Time Machine backup to Linux via Netatalk
So, when I got the upgrade from Tiger to Leopard on my MacBook Pro, I was looking for a good backup solution. I’ve used rsync in the past, but when I saw that Apple had a new Time Machine backup tool, I was curious to give it a shot. The catch is you basically needed an external USB or Firewire drive, until they recently came out with the Time Capsule. Anyway, tonight I got the itch to really see if I could make Time Machine work without buying extra hardware. I mean, seriously, I’ve got a good hunk of mirrored disk sitting on my home server; that seems like a good place to do backups.
Some googling found me this link to a blogger who’d done it!
I’ll make my own version of this post, since I had a few differences from the original I where I found the info.
First, netatalk is the Apple File Protocol server for Linux. My home server is running Ubuntu Linux 7.10 Gutsy Gibbon release. The default Debian/Ubuntu netatalk package doesn’t cut it, though, as it isn’t compiled against ssl, and Leopard has more stringent security requirements than its predecessors, so we have to custom compile a more secure version of netatalk. (Yes, you could reduce the security requirements, but I’d rather not.)
- Follow the instructions in this ubuntu forum post to compile and install netatalk. After, run “echo “netatalk hold” | sudo dpkg –set-selections” to ensure that your package is not auto-upgraded (thus breaking your install).
- Edit the netatalk configuration to include your backup storage location. The file /etc/netatalk/AppleVolumes.default is where the file server paths are configured. The last line of the default config grants access to home directories and looks like: (~/ “Home Directory”). You’ll need to add a line specifying where you are storing your backups; mine looks like: (/backup/time_machine/ “Time Machine”). Note: I removed the “Home Directory” line, as in general I’m happier using CIFS(Samba) to access my network shares.
- Modify avahi/zeroconf to advertise AFP so that Mac Bonjour will see the fileserver. I followed these directions exactly.

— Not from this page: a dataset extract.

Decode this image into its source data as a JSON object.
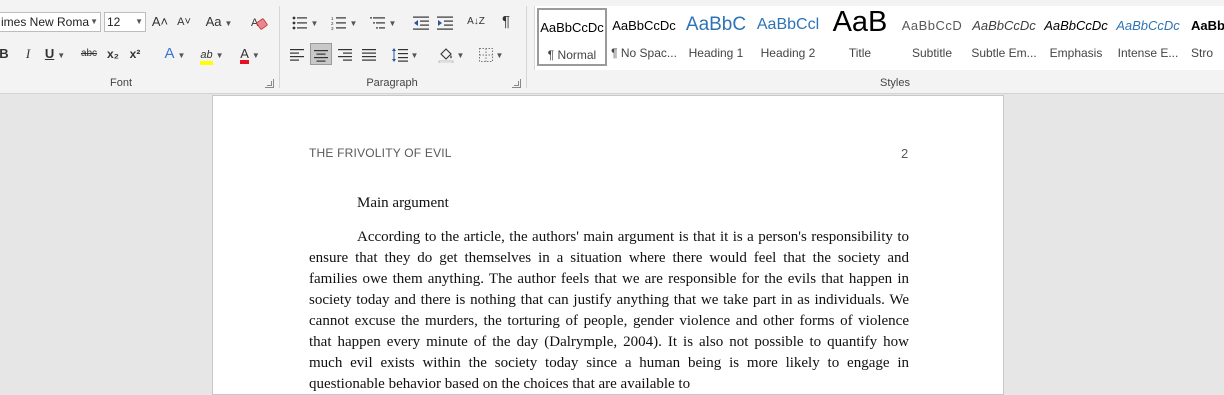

- Each Mac user needing access to the server has to have a corresponding user on the server, and each user needs a .passwd file in their home directory. Follow these instructions for Ubuntu only as it explains the creation of the .passwd file. Note: This is not needed, as far as I can tell, so I wouldn’t do it. I don’t like the idea of having my password in plaintext on my server.
- Create a file named “.com.apple.timemachine.supported” at the root of the intended shared backup volume. (Discussed here in more detail.)
- On your Mac, open a Terminal window and type: “defaults write com.apple.systempreferences TMShowUnsupportedNetworkVolumes 1″
I rebooted, but it might not be necessary. After a bit of time, my server showed up under the “Shared” section in Finder’s left column navigation window. I did have to type in my username and password to get it to work, which can be saved in the keychain.
I added my other common shared folders (which I’d previously been accessing via Samba/CIFS). Now I’m backing up with Time Machine AND using my shared files via AFP. My Mac is happy, and I am too.
(see next post for explanation of strikeouts, but note, I don’t recommend you do the struck out actions.)